§ Task to complete:
All lines in the data that hold the word "arrows" need copying.

§ Supplied material:
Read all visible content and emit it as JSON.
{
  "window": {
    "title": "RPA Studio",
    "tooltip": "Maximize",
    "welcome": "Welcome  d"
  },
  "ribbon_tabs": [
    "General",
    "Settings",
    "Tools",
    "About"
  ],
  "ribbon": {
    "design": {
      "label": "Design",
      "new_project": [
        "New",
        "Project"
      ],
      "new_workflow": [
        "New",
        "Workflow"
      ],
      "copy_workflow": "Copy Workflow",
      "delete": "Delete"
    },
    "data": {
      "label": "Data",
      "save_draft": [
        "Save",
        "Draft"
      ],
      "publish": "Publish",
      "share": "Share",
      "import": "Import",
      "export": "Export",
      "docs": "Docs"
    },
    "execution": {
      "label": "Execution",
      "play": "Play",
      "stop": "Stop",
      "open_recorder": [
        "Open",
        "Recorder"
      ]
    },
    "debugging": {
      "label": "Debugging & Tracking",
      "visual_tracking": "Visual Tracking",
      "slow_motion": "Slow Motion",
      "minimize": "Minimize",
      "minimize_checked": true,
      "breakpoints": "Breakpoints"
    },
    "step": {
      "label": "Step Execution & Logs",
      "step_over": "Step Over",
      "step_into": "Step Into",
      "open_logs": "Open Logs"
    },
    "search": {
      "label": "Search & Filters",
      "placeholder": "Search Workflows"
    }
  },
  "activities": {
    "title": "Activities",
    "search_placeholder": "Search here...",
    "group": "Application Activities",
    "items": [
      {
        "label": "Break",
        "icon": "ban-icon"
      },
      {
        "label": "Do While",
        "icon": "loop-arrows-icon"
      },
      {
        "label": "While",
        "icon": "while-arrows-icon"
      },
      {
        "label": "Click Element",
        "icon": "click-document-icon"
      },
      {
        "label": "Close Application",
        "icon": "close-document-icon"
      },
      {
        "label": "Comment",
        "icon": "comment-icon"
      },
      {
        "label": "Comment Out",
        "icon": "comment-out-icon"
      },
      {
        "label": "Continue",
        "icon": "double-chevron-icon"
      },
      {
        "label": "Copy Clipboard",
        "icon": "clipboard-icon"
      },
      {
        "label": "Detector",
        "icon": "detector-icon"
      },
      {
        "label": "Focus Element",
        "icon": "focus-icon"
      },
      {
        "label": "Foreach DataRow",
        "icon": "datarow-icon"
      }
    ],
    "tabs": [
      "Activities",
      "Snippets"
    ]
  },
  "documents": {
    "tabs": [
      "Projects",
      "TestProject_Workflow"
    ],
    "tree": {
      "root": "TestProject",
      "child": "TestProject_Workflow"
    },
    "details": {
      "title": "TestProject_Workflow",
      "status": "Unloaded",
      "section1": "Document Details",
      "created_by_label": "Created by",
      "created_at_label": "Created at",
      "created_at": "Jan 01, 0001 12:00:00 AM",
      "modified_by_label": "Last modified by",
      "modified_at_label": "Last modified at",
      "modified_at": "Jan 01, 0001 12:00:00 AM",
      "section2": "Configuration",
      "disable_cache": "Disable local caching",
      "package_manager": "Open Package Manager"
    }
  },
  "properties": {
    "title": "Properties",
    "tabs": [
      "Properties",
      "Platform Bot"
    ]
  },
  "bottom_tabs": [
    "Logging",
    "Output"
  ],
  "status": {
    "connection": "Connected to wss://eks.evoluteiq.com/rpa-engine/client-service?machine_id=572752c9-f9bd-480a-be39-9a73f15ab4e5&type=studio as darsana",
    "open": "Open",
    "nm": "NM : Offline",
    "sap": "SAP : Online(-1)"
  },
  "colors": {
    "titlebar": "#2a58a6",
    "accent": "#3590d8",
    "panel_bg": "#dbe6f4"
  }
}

§ Written solution:
        "icon": "loop-arrows-icon"
        "icon": "while-arrows-icon"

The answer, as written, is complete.